Dana Alkhouri

By Zoë Eitel
Multiple internships, a paralegal certification and a Double Demon education have led Dana Alkhouri to a career where she is able to combine her skills in research, her dedication to hard work and her passions for news and journalism.
Dana works at ABC News in New York as an Anchor and Production Associate/Assistant for World News Tonight with David Muir where she conducts research, reaches out to sources and does additional editing and cutting. Because the show is live and covers breaking news, Dana and the rest of the team have to be ready to make changes to the scripts at a moment’s notice and be careful to avoid mistakes, which she says is scary but cool.

Anchor and Production Associate/Assistant

at ABC News World News Tonight with David Muir

BA Political Science and International Communication 2018 

MA Public Policy with Journalism Independent Study 2019

“When the show is live at 6:30, I’m on set standing right next to the writer, helping pass along scripts to David Muir just in case anything changes in the line up,” Dana says. “Everything fluctuates in a way, so if there’s a breaking story and it hits at 7, we’re going to run through and do a whole new show because we need to cover it.”
Dana was attracted to the news industry because she saw it as a good way to combine her undergraduate degree in political science and international communication with her master’s in public policy with an independent study in journalism. She also held multiple news-related internships while she was attending DePaul and says she has those to thank for pushing her to continue in the industry.
Internships at NBC Chicago and ABC Chicago led Dana to a fellowship at Bustle in New York.

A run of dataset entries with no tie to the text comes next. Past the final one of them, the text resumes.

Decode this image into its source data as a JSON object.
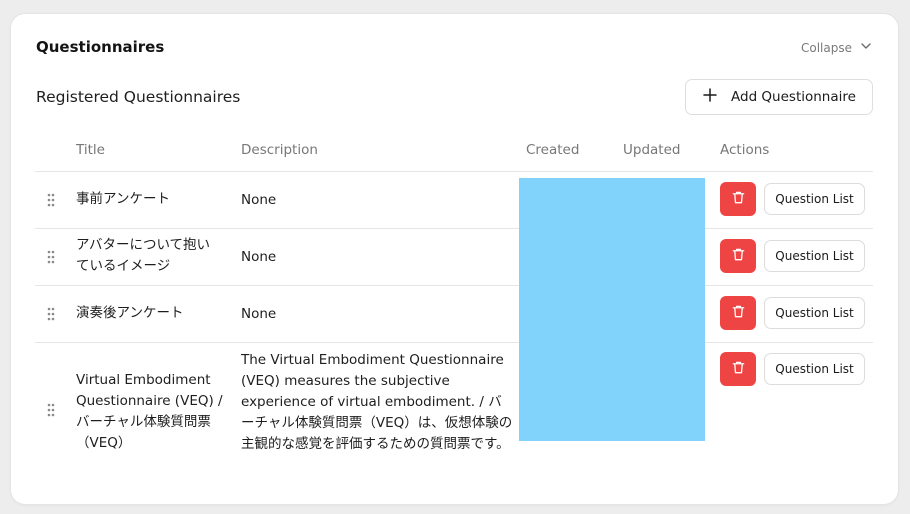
{
  "card": {
    "title": "Questionnaires",
    "collapse_label": "Collapse"
  },
  "section": {
    "title": "Registered Questionnaires",
    "add_button_label": "Add Questionnaire"
  },
  "table": {
    "columns": [
      "Title",
      "Description",
      "Created",
      "Updated",
      "Actions"
    ],
    "rows": [
      {
        "title": "事前アンケート",
        "description": "None",
        "action_label": "Question List"
      },
      {
        "title": "アバターについて抱いているイメージ",
        "description": "None",
        "action_label": "Question List"
      },
      {
        "title": "演奏後アンケート",
        "description": "None",
        "action_label": "Question List"
      },
      {
        "title": "Virtual Embodiment Questionnaire (VEQ) / バーチャル体験質問票（VEQ）",
        "description": "The Virtual Embodiment Questionnaire (VEQ) measures the subjective experience of virtual embodiment. / バーチャル体験質問票（VEQ）は、仮想体験の主観的な感覚を評価するための質問票です。",
        "action_label": "Question List"
      }
    ]
  },
  "colors": {
    "delete": "#ef4444",
    "redaction": "#82d3fb"
  },
  "icons": {
    "collapse": "chevron-down-icon",
    "add": "plus-icon",
    "drag": "drag-handle-icon",
    "delete": "trash-icon"
  }
}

When interviewing for that fellowship, Dana was told that her supervisor was attracted to her resume because of her background in news and the supervisor saw that as unique.

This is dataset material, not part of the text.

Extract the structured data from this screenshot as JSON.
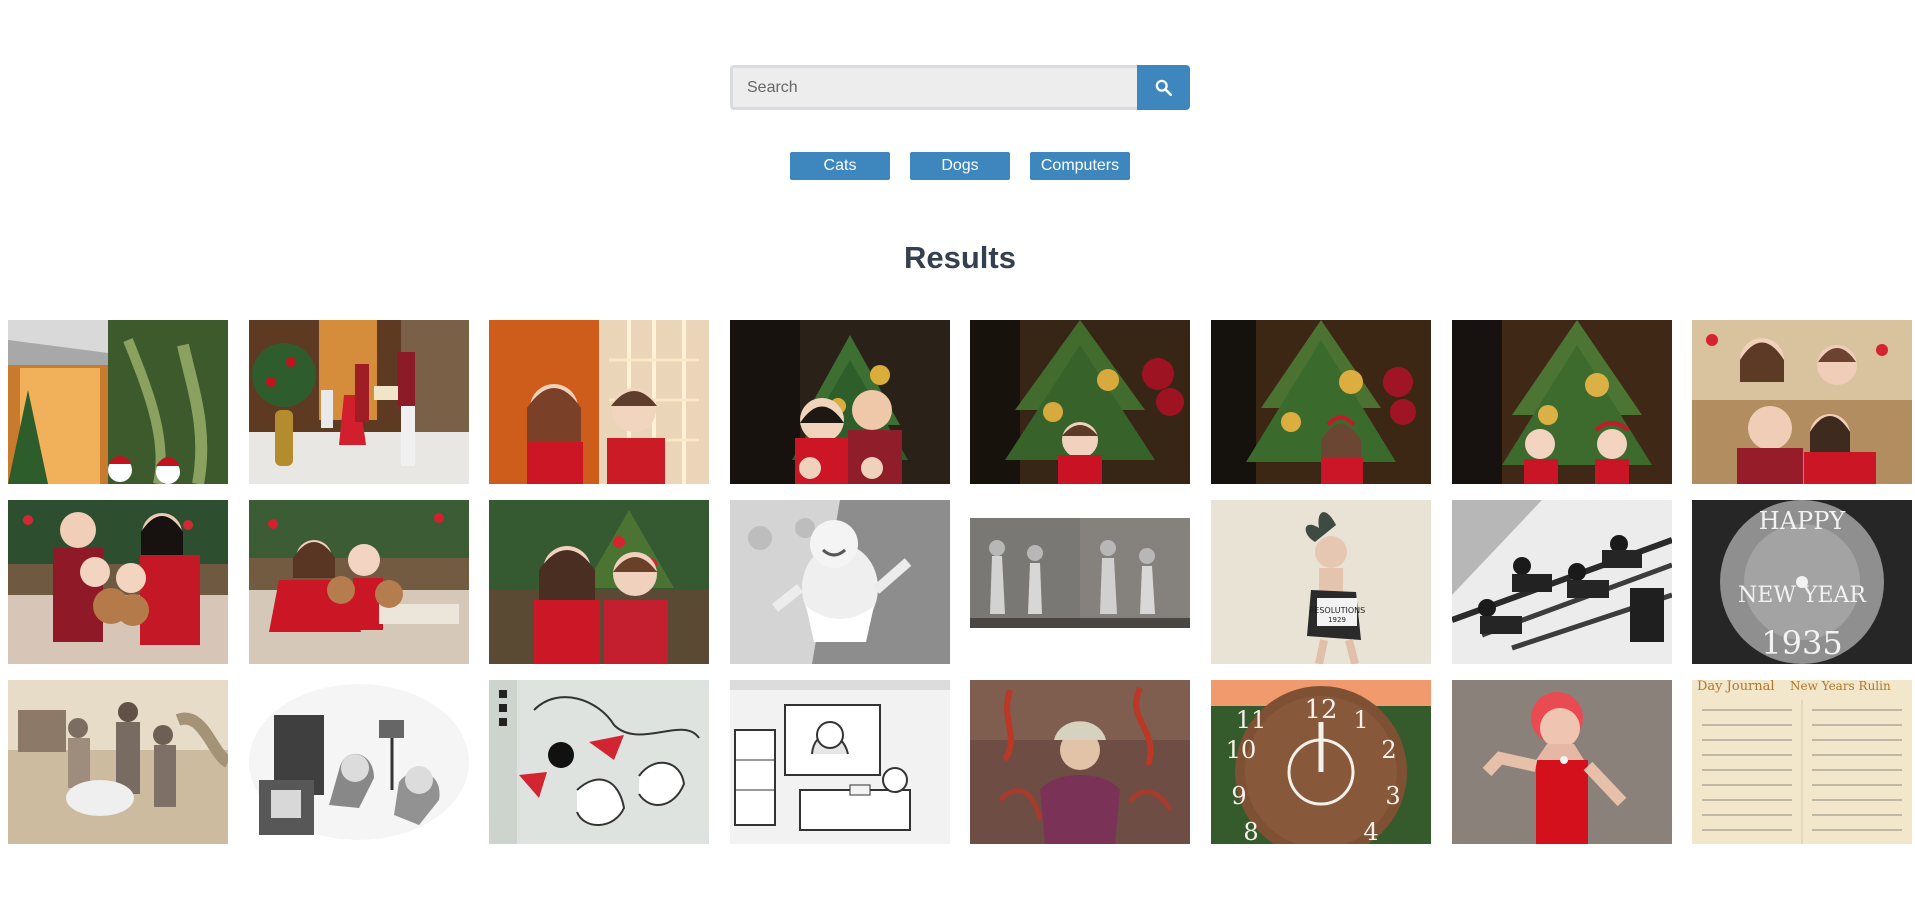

“I became a Double Demon because of how great DePaul was to me.”

While at Bustle, Dana not only got experience in a digital media group, but she also received an unexpected call that would lead to her next opportunity.
“When I was in New York, I got a call from someone at Disney, and they were like, ‘We know you’re coming back to finish your master’s, do you want to come back and work at ABC in Chicago?’” Dana says. “It was very unheard of for an intern to get called back, and I did that internship for a whole year until I graduated and came back to New York and got this job with World News Tonight.”
Dana credits her references and recommendations for helping her land the opportunities she’s had, but acknowledges that it was also up to her to take advantage of the networks and connections she was making.
“People can open doors for you, but it’s on you to keep those doors open,” she says. “Someone could put your name out there, but you have to make your name stand for something.”
When Dana became a Double Demon, she decided to add an independent study in journalism on top of her graduate degree. Though it took a lot of work to get it approved and completed, she learned a lot that has helped her in her career so far.
“It was really teaching me the mechanics to then eventually go into what I’m doing now and teaching me what it takes because script writing is not just writing an essay, it’s a completely different type of style,” Dana says. “You have to fit so much information into one sentence. That’s a skill.”
At DePaul, she also completed a paralegal certification because she thought she might like to continue on to law school, but after completing the certification and working briefly as a paralegal, she decided that career path wasn’t for her.
“It was just not for me and I don’t want to say it didn’t make me happy, you just have to do these things to figure out if it’s exactly what you want to do,” she says. “I’m really glad I did that because I could have done all my LSAT prep and went to law school and graduated and realized ‘Wow, I actually don’t want to do this.’”
Dana has taken a lot of different steps in the path to where she is now in her career and where she’s going, but she doesn’t advise students to try to copy what she’s done in order to follow in her footsteps.
“Don’t look at my LinkedIn or my resume and say, ‘I want to do exactly what this girl did,’” she says. “Everyone’s path is different.”